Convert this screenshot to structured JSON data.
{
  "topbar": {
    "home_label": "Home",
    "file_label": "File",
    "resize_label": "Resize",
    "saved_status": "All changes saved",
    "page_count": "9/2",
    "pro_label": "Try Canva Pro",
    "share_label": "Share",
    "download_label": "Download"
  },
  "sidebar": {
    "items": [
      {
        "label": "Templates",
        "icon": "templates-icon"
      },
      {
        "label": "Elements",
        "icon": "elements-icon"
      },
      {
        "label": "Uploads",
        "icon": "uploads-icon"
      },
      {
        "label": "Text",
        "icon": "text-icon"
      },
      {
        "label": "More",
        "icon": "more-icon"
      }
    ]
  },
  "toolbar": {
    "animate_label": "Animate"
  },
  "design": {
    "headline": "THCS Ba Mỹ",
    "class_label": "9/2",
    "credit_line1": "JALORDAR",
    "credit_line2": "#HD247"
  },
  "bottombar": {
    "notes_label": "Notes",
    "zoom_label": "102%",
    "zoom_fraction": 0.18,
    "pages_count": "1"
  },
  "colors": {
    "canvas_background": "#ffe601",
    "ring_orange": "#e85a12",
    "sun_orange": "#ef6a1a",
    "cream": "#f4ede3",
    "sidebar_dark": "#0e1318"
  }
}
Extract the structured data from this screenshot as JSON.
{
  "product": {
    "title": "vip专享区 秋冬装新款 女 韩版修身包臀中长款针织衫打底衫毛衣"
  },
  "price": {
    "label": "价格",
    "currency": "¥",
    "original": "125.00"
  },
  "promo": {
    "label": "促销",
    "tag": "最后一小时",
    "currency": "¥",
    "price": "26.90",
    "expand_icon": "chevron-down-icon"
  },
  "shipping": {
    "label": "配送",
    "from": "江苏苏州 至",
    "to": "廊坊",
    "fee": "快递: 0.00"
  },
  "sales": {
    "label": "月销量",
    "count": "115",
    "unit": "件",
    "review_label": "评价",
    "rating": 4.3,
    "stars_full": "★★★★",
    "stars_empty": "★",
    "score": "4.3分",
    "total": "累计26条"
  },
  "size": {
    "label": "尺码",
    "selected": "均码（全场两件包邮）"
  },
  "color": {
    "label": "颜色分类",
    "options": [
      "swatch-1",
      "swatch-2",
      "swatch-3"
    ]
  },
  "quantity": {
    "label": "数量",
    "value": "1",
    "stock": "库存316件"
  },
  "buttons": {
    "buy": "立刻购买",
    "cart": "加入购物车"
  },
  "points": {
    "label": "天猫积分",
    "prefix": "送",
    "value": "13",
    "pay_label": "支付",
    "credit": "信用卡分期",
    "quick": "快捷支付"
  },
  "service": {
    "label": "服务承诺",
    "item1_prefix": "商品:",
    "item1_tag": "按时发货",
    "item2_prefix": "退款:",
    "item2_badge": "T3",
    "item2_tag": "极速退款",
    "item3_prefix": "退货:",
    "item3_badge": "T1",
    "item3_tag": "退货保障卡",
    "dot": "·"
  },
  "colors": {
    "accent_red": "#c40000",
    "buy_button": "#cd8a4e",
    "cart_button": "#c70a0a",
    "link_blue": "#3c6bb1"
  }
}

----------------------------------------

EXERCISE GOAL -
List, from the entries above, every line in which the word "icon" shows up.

REPLY TO THE EXERCISE -
        "icon": "templates-icon"
        "icon": "elements-icon"
        "icon": "uploads-icon"
        "icon": "text-icon"
        "icon": "more-icon"
    "expand_icon": "chevron-down-icon"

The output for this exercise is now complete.